YOUR INSTRUCTIONS →
Print the entries below again exactly as they stand, but skip any picture.

WORKING DATA →
----
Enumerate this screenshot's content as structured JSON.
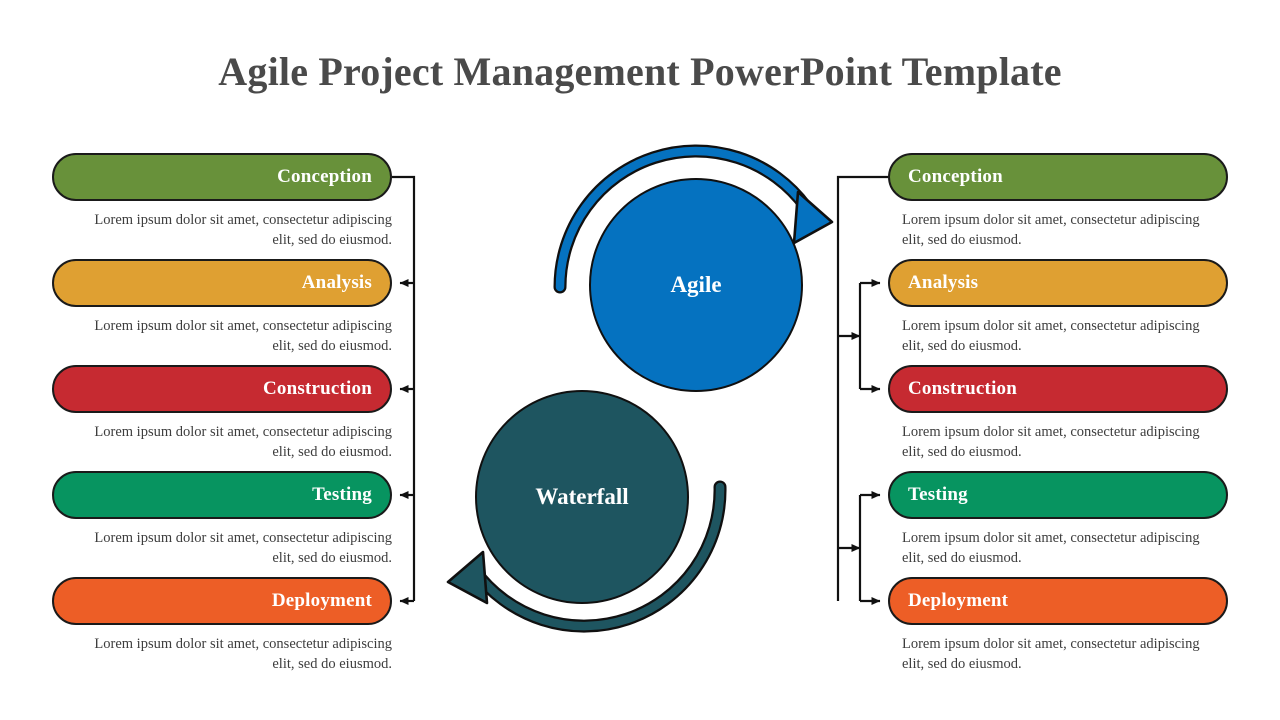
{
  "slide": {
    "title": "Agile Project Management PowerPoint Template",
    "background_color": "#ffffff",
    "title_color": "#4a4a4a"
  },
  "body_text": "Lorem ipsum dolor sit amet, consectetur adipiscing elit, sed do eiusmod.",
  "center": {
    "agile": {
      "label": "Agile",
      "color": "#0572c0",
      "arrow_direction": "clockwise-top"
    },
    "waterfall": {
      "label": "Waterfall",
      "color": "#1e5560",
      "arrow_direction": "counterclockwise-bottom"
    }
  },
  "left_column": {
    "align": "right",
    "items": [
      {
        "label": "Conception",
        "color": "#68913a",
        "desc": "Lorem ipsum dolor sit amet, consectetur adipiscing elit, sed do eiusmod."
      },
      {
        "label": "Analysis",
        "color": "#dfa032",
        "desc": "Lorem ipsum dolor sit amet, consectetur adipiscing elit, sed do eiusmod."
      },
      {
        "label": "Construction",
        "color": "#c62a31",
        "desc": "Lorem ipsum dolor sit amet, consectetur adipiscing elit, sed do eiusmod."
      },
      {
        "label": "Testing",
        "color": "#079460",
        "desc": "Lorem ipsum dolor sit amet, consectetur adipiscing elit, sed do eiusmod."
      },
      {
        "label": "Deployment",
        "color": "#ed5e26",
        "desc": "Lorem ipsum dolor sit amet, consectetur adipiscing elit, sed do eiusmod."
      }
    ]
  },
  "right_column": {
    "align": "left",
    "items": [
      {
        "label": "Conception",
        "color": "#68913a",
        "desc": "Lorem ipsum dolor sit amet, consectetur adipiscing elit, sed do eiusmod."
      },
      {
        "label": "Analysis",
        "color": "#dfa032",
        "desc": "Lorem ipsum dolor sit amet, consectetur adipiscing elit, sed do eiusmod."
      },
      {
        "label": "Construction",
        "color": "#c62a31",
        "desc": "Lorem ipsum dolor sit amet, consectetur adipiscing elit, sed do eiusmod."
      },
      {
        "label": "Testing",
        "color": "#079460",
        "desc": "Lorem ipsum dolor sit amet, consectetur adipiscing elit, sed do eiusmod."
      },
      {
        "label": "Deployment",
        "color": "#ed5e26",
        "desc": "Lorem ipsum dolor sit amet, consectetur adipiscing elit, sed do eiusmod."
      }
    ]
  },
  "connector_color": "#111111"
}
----
EXPECTED ANSWER →
Enumerate this screenshot's content as structured JSON.
{
  "slide": {
    "title": "Agile Project Management PowerPoint Template",
    "background_color": "#ffffff",
    "title_color": "#4a4a4a"
  },
  "body_text": "Lorem ipsum dolor sit amet, consectetur adipiscing elit, sed do eiusmod.",
  "center": {
    "agile": {
      "label": "Agile",
      "color": "#0572c0",
      "arrow_direction": "clockwise-top"
    },
    "waterfall": {
      "label": "Waterfall",
      "color": "#1e5560",
      "arrow_direction": "counterclockwise-bottom"
    }
  },
  "left_column": {
    "align": "right",
    "items": [
      {
        "label": "Conception",
        "color": "#68913a",
        "desc": "Lorem ipsum dolor sit amet, consectetur adipiscing elit, sed do eiusmod."
      },
      {
        "label": "Analysis",
        "color": "#dfa032",
        "desc": "Lorem ipsum dolor sit amet, consectetur adipiscing elit, sed do eiusmod."
      },
      {
        "label": "Construction",
        "color": "#c62a31",
        "desc": "Lorem ipsum dolor sit amet, consectetur adipiscing elit, sed do eiusmod."
      },
      {
        "label": "Testing",
        "color": "#079460",
        "desc": "Lorem ipsum dolor sit amet, consectetur adipiscing elit, sed do eiusmod."
      },
      {
        "label": "Deployment",
        "color": "#ed5e26",
        "desc": "Lorem ipsum dolor sit amet, consectetur adipiscing elit, sed do eiusmod."
      }
    ]
  },
  "right_column": {
    "align": "left",
    "items": [
      {
        "label": "Conception",
        "color": "#68913a",
        "desc": "Lorem ipsum dolor sit amet, consectetur adipiscing elit, sed do eiusmod."
      },
      {
        "label": "Analysis",
        "color": "#dfa032",
        "desc": "Lorem ipsum dolor sit amet, consectetur adipiscing elit, sed do eiusmod."
      },
      {
        "label": "Construction",
        "color": "#c62a31",
        "desc": "Lorem ipsum dolor sit amet, consectetur adipiscing elit, sed do eiusmod."
      },
      {
        "label": "Testing",
        "color": "#079460",
        "desc": "Lorem ipsum dolor sit amet, consectetur adipiscing elit, sed do eiusmod."
      },
      {
        "label": "Deployment",
        "color": "#ed5e26",
        "desc": "Lorem ipsum dolor sit amet, consectetur adipiscing elit, sed do eiusmod."
      }
    ]
  },
  "connector_color": "#111111"
}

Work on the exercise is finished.